Inflows of speculative capital, or “hot money,” are contributing to volatility in China’s stock and property markets, said Fan Gang, the academic member of the central bank’s monetary policy committee. While the inflows help make it cheaper to borrow, “it will also cause asset bubbles,” Fan said at a financial forum in Beijing today. He also said that capital will keep heading into emerging markets for “a considerable period” because of limited or zero growth prospects in the industrialized economies. Fan’s warning comes a day after Premier Wen Jiabao pledged to tackle excessive property-price increases in some parts of the nation, citing taxes and loan rates as possible tools. China’s policy makers are trying to secure an economic rebound while avoiding the stock and housing bubbles that plagued the U.S. this decade.
While the Shanghai Composite Index has fallen more than 8 percent from this year’s peak in August, it remains up 75 percent for 2009. China’s property benchmark, which measures prices in 70 cities, rose the most in 16 months in November. Fan is among Asian officials who have warned in recent weeks that the U.S. Federal Reserve’s policy of keeping its benchmark interest rate near zero is spurring global liquidity that’s heading to emerging markets.
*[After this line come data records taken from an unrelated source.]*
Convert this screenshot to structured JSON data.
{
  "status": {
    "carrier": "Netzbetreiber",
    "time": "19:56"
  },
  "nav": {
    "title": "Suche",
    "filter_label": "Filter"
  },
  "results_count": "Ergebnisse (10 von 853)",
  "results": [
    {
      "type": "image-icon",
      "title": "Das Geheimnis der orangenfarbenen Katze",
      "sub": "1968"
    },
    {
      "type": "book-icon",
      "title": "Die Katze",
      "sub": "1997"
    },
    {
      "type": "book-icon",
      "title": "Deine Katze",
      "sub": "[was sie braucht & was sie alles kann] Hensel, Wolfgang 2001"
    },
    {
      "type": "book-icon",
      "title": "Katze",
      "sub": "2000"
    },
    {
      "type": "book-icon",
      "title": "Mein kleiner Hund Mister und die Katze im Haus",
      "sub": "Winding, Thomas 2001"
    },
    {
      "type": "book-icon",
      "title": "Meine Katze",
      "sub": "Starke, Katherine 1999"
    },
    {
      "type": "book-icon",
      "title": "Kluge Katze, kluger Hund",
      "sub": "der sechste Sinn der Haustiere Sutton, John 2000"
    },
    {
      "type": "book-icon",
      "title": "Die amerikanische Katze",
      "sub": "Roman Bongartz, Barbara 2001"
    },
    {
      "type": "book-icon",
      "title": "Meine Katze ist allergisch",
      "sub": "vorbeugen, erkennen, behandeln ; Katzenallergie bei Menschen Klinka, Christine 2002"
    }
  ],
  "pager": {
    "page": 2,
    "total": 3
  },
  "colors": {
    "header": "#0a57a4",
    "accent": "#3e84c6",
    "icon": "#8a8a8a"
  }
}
“Because of uncertainties in the global outlook, the European Central Bank, the Federal Reserve and other central banks are likely to stay reluctant to raise rates or exit stimulus, which will result in more arbitrage trading or speculative funds flowing to emerging markets,” Fan said today. Separately, he forecast China’s economy may grow 8 percent to 9 percent in 2010 as property investment grows at a faster pace, private-sector production increases and exports recover, giving the world’s third-largest economy a further boost as the impact of government stimulus gradually fades. Fan, who heads the National Institute of Economic Research, said this was his personal view. A $585 billion stimulus package and a record $1.3 trillion of new loans in the first 11 months spurred acceleration in China’s economic growth in the past two quarters. Gross domestic product rose 8.9 percent in the three months through September from a year earlier.
Quarterly growth may slow from the second quarter of 2010, Fan said today, adding that the slower pace doesn’t mean China will have a “second-dip,” referring to a renewed slowdown. China’s currency, the Yuan, “has no reason to depreciate against the U.S. dollar or other currencies,” Fan also said today, citing reasons for long-term strength including the nation’s generally low inflation, rising productivity and a relatively low debt to gross domestic product ratio. “Moreover, when you depreciate, other currencies can follow suit and result in competitive depreciation, so in the end you won’t benefit,” he said.
China has held the Yuan at about 6.83 per dollar since July last year, shielding its exporters from the slump in global demand. Premier Wen reiterated yesterday his government will “absolutely not yield” to calls for currency gains. The International Monetary Fund has said the Yuan is “undervalued.” China’s exchange-rate policy should be based on the nation’s need for balanced growth, “follow the trend of global currencies increasing in number,” and take into account the increased competition that China has with other emerging markets, Fan said, without elaborating.